Take what I’m writing right now. It’s called The Condotte’s Daughter, a gun toting, fantasy, romance adventure. The book features a young lady who is erroneously drafted into the all-male army of a warlord, but who’d rather just go home and start her life. I am 60,000 words into it and I swear to the Goddess, I’ve been clueless regarding where the story is going more than two pages ahead for the whole thing.
Finally, at 60,000 words, last week, I had a brain-fart and saw the ending up there in my head. Scene, scene, scene, story-worthy problem resolution, scene, surface problem resolution, the end.
The only problem is, I want to bring this monster in at 80,000 words in order to make it easier to attract a publisher, and I’m seeing 120,000 words in my head, like everything else I end up doing. All that writing in 3rd person when I really wanted to do it 1st person (another thing the publishers like), for nothing.

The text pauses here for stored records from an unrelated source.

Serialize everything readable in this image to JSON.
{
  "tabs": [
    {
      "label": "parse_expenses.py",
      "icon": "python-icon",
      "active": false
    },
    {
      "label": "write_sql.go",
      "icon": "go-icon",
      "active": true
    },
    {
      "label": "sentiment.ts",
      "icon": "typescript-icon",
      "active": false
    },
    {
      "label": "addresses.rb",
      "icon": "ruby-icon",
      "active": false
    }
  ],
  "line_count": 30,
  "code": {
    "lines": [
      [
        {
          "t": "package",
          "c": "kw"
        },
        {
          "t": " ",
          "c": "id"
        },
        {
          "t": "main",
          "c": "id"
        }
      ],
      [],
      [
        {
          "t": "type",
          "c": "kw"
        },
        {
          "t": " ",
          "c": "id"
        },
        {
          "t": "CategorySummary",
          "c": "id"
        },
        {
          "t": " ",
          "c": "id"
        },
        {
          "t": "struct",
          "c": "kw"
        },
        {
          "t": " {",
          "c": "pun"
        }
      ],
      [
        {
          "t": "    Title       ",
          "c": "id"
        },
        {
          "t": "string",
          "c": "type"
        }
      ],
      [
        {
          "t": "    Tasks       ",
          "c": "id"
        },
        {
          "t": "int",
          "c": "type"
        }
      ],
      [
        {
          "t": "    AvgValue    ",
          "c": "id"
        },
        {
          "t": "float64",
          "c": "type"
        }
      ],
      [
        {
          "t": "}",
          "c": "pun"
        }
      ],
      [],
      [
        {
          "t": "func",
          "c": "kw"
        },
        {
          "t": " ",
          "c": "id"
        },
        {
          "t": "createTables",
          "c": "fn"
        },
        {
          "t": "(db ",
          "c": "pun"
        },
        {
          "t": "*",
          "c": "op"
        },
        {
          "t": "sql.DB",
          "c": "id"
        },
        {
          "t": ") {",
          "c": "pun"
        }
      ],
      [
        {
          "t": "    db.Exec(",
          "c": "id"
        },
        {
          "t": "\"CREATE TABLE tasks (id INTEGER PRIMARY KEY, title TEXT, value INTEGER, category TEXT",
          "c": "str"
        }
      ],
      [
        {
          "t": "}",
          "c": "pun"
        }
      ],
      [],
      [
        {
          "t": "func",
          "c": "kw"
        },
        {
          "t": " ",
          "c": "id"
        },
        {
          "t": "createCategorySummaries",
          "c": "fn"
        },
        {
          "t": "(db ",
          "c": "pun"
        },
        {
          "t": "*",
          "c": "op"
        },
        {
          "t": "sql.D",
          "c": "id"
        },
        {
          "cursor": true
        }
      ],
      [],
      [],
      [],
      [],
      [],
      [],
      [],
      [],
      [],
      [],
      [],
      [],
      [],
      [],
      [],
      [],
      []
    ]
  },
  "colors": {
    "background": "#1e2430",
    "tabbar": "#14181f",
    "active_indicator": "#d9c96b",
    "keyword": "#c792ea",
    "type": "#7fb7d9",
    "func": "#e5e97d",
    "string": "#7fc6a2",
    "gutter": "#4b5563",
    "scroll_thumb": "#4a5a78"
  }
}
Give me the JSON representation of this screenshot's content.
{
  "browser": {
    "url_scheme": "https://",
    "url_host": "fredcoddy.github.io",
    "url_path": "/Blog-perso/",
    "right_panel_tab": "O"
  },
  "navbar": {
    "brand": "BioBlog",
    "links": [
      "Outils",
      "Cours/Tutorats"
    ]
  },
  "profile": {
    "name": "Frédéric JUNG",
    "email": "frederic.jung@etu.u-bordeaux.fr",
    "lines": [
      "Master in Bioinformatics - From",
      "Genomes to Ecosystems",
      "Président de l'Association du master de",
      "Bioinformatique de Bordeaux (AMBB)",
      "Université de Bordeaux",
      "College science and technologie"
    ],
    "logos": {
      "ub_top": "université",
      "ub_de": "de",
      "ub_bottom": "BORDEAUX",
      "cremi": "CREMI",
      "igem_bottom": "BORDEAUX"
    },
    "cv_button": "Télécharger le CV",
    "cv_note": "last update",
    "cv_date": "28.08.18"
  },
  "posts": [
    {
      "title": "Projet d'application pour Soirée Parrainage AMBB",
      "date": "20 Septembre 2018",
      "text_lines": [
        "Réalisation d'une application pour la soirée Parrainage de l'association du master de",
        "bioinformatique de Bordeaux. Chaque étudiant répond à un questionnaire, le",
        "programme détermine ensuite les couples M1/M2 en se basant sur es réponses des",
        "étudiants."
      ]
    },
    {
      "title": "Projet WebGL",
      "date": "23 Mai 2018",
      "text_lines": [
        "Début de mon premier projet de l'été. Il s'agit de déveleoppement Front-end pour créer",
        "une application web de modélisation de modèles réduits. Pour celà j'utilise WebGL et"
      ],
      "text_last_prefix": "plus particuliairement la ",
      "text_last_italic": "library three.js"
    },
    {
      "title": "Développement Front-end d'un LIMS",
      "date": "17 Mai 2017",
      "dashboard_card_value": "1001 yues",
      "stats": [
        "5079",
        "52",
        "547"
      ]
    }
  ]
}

Right, so anyway, here’s my way of overcoming this problem of never having a plot until one falls in my lap. Make sure the little man you wedge the wax football into is the sturdiest little guy in the set. Make him so awesome-strange and compelling, your readers don’t care one bit what’s happening around him, just as long as they get to come along for the ride. Once you do that, all you have to do is forget everything I just said and make the plot rocks regardless of how you come up with it.

Gary Wedlund

Be sure to check out Gary’s upcoming fantasy novel: Abi: Hidden Shaman from Loconeal Publications

Copyright 2011, Gary Wedlund